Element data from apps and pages
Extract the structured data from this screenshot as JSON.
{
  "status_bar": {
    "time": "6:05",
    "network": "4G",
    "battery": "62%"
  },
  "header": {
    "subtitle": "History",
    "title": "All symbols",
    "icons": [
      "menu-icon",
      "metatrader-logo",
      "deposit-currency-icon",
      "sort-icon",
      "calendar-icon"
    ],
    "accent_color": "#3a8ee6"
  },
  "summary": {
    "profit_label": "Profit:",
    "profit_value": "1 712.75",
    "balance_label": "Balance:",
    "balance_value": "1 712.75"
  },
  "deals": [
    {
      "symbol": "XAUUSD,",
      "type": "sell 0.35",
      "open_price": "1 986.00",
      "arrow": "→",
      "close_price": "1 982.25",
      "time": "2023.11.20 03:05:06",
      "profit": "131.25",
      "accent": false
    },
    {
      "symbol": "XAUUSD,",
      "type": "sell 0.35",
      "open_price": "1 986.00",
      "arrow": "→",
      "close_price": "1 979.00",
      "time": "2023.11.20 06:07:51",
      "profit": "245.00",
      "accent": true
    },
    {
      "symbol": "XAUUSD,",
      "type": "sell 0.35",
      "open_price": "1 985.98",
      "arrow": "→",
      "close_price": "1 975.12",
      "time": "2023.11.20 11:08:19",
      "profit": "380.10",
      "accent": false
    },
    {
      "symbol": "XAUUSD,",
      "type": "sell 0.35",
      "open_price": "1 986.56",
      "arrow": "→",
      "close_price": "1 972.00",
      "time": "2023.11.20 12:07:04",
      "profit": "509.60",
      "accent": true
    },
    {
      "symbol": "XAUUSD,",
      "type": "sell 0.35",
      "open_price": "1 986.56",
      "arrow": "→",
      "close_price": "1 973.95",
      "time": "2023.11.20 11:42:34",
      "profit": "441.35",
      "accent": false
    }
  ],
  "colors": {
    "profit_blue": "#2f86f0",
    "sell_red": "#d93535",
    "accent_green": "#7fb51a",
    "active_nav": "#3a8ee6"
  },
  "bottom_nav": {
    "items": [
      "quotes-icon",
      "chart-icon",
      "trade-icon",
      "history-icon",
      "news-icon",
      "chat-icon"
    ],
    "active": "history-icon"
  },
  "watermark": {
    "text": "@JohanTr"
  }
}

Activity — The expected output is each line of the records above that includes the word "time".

Task response —
    "time": "6:05",
      "time": "2023.11.20 03:05:06",
      "time": "2023.11.20 06:07:51",
      "time": "2023.11.20 11:08:19",
      "time": "2023.11.20 12:07:04",
      "time": "2023.11.20 11:42:34",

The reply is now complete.